Employers that break rules governing foreign workers in specialty occupations (those with H-1B visas) also face higher penalties. Retaliation and discrimination penalties increased from $7,370 to $7,520, and willful violations that displace a U.S. worker increased from $51,588 to $52,641.
OSHA inspections increased during fiscal year 2017
The number of worker safety and health inspections increased 1.4 percent during fiscal year 2017 compared with fiscal year 2016, according to Bloomberg BNA.
Occupational Safety and Health Administration (OSHA) inspectors completed 32,396 inspections during fiscal year 2017 compared with 31,948 inspections during fiscal year 2016, which was the fewest inspections OSHA had conducted in 20 years. The 2017 total still is well below the numbers reported during the Obama administration, when OSHA conducted more than 40,600 inspections during fiscal years 2011 and 2012.
David Michaels, OSHA's former administrator, says one reason may be OSHA's move during the Obama era from simply counting the number of inspections to using a data-driven system that prioritized the types of inspections that had the most effect in terms of preventing fatalities, severe injuries and work illnesses.
OSHA officials say a reason for the decline in inspections since the Obama administration's term could be the agency's budget has not kept pace with inflation, resulting in staff cutbacks. OSHA was authorized to have 1,262 enforcement staff members during fiscal year 2017, which is a 20 percent decrease from the 1,583 enforcement staff members approved for fiscal year 2012.
The increase in fiscal year 2017 inspections reportedly could be attributed in part to OSHA's regional and area offices having more leeway to set inspection priorities.
About 45 percent of the year's inspections were "programmed," resulting from efforts to emphasize a specific hazard, such as breathable silica.
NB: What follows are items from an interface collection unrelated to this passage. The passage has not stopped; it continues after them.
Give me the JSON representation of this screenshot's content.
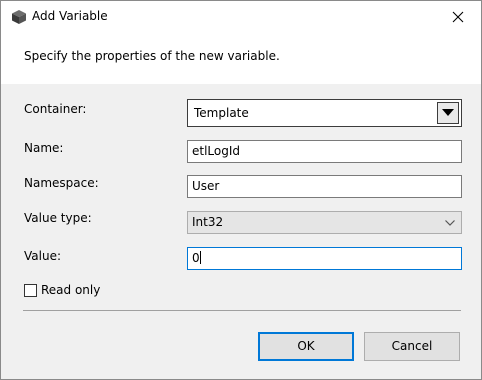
{
  "window": {
    "title": "Add Variable",
    "icon": "variable-cube-icon",
    "close_icon": "close-icon"
  },
  "header": {
    "description": "Specify the properties of the new variable."
  },
  "form": {
    "container": {
      "label": "Container:",
      "value": "Template"
    },
    "name": {
      "label": "Name:",
      "value": "etlLogId"
    },
    "namespace": {
      "label": "Namespace:",
      "value": "User"
    },
    "value_type": {
      "label": "Value type:",
      "value": "Int32"
    },
    "value": {
      "label": "Value:",
      "value": "0"
    },
    "read_only": {
      "label": "Read only",
      "checked": false
    }
  },
  "buttons": {
    "ok": "OK",
    "cancel": "Cancel"
  },
  "colors": {
    "accent": "#0078d7",
    "dialog_bg": "#f0f0f0",
    "header_bg": "#ffffff"
  }
}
The remaining inspections were "unprogrammed," which often are short-notice responses to industrial or construction accidents. Inspections affected the construction industry most significantly during fiscal year 2017 with 16,889 visits—a 9 percent increase compared with fiscal year 2016. Inspections at manufacturing sites—the second largest industry group—decreased 5 percent from fiscal year 2016 levels to 7,198.
The Occupational Safety and Health Review Commission received 2,168 appeals from employers in fiscal year 2017 compared with 2,183 in fiscal year 2016. The average fiscal year 2017 fines were up 57 percent for a willful violation at $65,228; up 30 percent for a repeat violation at $11,359; and up 48 percent for a serious violation at $3,553.